WHAT IS REQUIRED >> Filter the listing below down to the lines holding the word "title", and copy those lines.

TASK DATA >>

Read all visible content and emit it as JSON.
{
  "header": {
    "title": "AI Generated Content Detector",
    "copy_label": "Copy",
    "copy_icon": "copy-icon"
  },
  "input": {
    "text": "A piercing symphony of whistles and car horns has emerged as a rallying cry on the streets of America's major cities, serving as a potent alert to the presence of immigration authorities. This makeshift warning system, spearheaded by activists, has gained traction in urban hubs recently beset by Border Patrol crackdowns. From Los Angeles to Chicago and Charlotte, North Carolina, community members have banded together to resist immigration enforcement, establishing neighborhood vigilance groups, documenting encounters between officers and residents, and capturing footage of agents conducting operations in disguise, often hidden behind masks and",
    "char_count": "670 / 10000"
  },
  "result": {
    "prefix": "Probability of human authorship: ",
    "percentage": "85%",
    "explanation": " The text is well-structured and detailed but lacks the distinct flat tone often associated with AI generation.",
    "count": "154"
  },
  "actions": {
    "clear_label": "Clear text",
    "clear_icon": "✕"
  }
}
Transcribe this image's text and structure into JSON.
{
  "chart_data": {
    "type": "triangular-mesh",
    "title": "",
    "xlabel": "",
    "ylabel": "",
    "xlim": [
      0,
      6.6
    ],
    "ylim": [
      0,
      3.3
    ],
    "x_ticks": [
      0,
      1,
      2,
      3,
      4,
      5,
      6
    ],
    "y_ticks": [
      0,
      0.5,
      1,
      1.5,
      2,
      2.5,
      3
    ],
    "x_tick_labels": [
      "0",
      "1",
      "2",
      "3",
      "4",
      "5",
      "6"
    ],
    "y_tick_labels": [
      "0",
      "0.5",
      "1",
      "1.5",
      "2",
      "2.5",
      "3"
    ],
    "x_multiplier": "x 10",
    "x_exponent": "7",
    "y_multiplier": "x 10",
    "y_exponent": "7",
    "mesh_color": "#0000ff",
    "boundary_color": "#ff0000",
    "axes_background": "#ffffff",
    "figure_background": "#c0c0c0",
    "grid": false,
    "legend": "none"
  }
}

COMPLETED TASK >>
    "title": "AI Generated Content Detector",
    "title": "",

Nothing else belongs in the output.